3. Prevent the Ingrown hairs
Did you know that regular brushing also encourages cell turnover? If you’re partial to waxing, shaving or laser hair removal then dry brushing can be very effective at keeping those pesky ingrown hairs and clogged pores at bay.
4. Boosts energy levels
Dry body brushing can help create a healthy blood flow and speed up the transportation of both oxygen and nutrients to the body’s cells and tissue. In turn this helps to increase collagen production within the skin. As blood flow increases and circulation is stimulated by the brushing action on the skin, it lends the body, skin and mind a much-needed energy boost. This is why brushing in the morning is recommended as opposed to the evening.
5. Reduces the appearance of Cellulite
Often toted as a solution to getting rid of cellulite, there wasn’t any proof until a recent BBC documentary “The Truth About Looking Good”. A team of female volunteers and researchers at the University of Sunderland found that dry brushing saw an improvement in cellulite of 26 per cent! Which is way more than any super expensive anti cellulite cream! I 100% believe it improves the appearance and recommend it to everyone! Dry body brushing is also said to suppress the formation of varicose veins and improve skin discolouration.
– a note on cellulite. Everyone has cellulite and I mean everyone! Yes even supermodels! Working in 5 star spas meant I saw very famous people in not a lot of clothes (sorry can’t tell you who) and guess what! THEY HAVE CELLULITE!
How to dry brush?
There’s a method to dry brushing and it doesn’t involve randomly scrubbing a brush all over your body. The dry brushing process isn’t complicated, so don’t be too worried about getting doing it “right.” Once you’ve done it a few times, you’ll develop a technique that works for you.
- Best done before your morning shower, grab your brush and begin at the toes using a firm not too strong pressure
- Work upwards on the legs in long, firm strokes, working towards the back of thighs and bum.

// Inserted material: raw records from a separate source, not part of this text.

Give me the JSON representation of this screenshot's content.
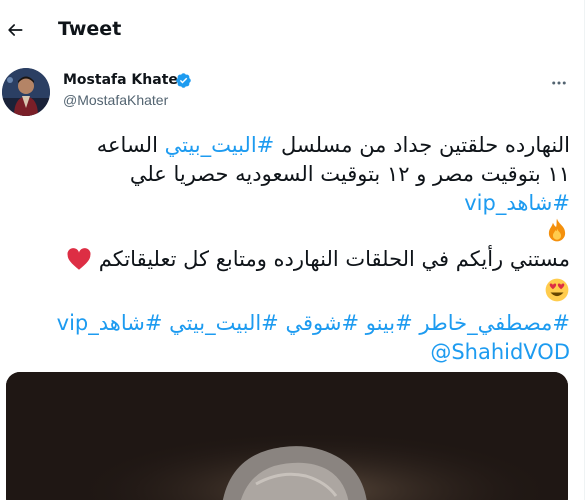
{
  "header": {
    "title": "Tweet",
    "back_icon": "arrow-left-icon"
  },
  "author": {
    "name": "Mostafa Khater",
    "handle": "@MostafaKhater",
    "verified": true,
    "verified_color": "#1d9bf0"
  },
  "tweet": {
    "line1_pre": "النهارده حلقتين جداد من مسلسل ",
    "line1_hashtag": "#البيت_بيتي",
    "line1_post": " الساعه",
    "line2": "١١ بتوقيت مصر و ١٢ بتوقيت السعوديه حصريا علي",
    "line3_hashtag": "#شاهد_vip",
    "line4_emoji": "fire-emoji",
    "line5_text": "مستني رأيكم في الحلقات النهارده ومتابع كل تعليقاتكم",
    "line5_emoji": "red-heart-emoji",
    "line6_emoji": "heart-eyes-emoji",
    "hashtags_line": [
      "#مصطفي_خاطر",
      "#بينو",
      "#شوقي",
      "#البيت_بيتي",
      "#شاهد_vip"
    ],
    "mention": "@ShahidVOD"
  },
  "colors": {
    "link": "#1d9bf0",
    "text": "#0f1419",
    "secondary": "#536471"
  }
}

- Brush the stomach in an anti-clockwise movement to aid digestion and continue up the arms towards the heart.
- Try to spend 3-4 minutes doing this.
Dry brushing will help to remove the layer of dead skin prior to application of your body oil or moisturiser, allowing the product to be absorbed quicker and more effectively. If you forget to brush before your shower, you can also use the brush after showering by adding some body oil to the brush to maximise the benefits of your chosen body moisturiser.

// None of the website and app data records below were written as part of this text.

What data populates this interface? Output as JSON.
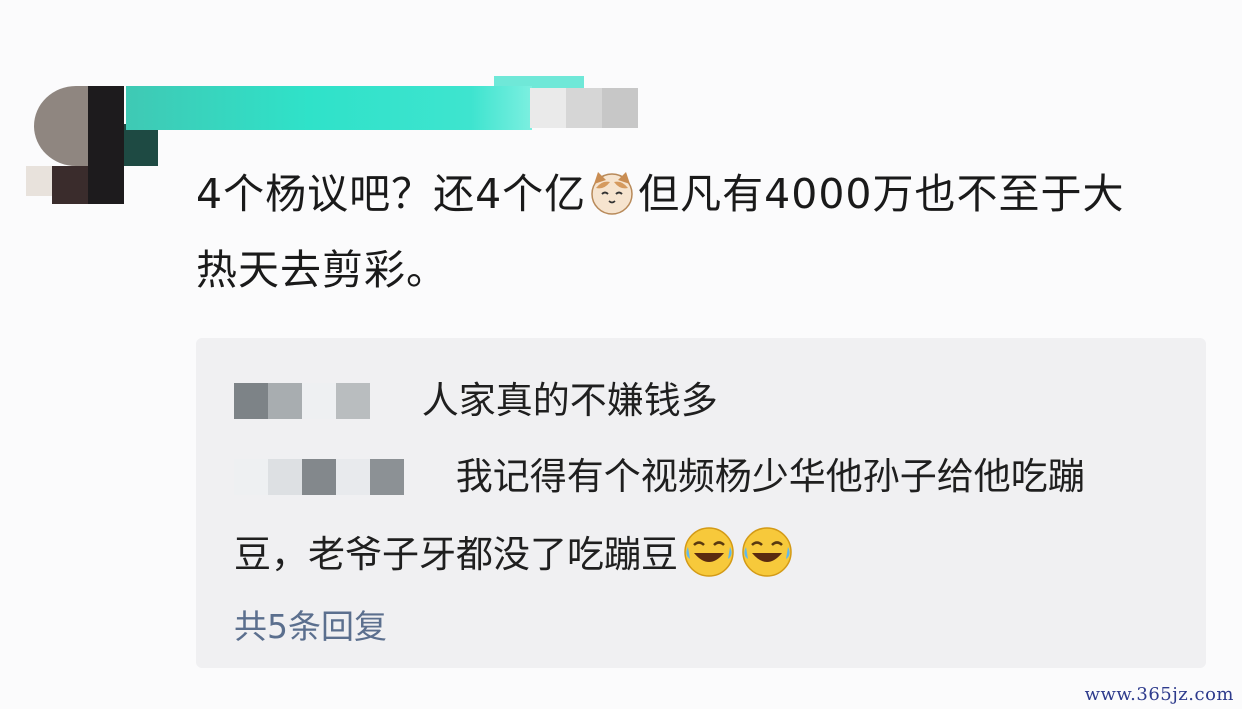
{
  "comment": {
    "line1_a": "4个杨议吧？还4个亿",
    "line1_b": "但凡有4000万也不至于大",
    "line2": "热天去剪彩。",
    "emoji": "cat-face-icon"
  },
  "replies": [
    {
      "text": "人家真的不嫌钱多"
    },
    {
      "text": "我记得有个视频杨少华他孙子给他吃蹦",
      "continuation": "豆，老爷子牙都没了吃蹦豆",
      "emoji": "laughing-crying-icon"
    }
  ],
  "more_replies": "共5条回复",
  "watermark": "www.365jz.com"
}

How Often Should You Dry Brush?
It’s up to you (and the strength of your skin) to decide how often to do it. You can do it daily or a few times a week. Your skin will be slightly red afterwards but it shouldn’t be sctrached. If you have scratched the skin it means you have been using to strong pressure and or/ your bursh is too stiff. Plus don’t forget to wash your brush with baby shampoo at least twice a month to get rid of all of that dead skin buildup.
Who shouldn’t try dry brushing?
In general, exfoliation should always be done with caution. Dry brushing can make skin more sensitive, so skin that’s already sensitive to begin with may want to avoid the treatment. If your skin skews extra sensitive or you’re struggling with eczema, psoriasis, or other serous skin conditions, steer clear of dry brushing as it can exacerbate your issues and cause further irritation. Also, brushing too hard, too often can lead to irritated skin. While you’ll notice your skin will redden after dry brushing, skin abrasions aren’t the results to expect. Lastly, if you have an open wound on your skin, avoid this area to avoid introducing bacteria and infection.
Dry brushing can be a relaxing yet stimulating indulgence to leave your skin feeling soft and smooth. The key to remember through all dry brushing sessions is to treat your skin gently. Rough brushing won’t gain you better results. Be realistic about the results you’re expecting (dry brushing is lovely after all, but it’s not a cure-all) and listen to your skin, and dry brushing can be a simple luxury to add to your self-care routine.
Let me know if you have any questions!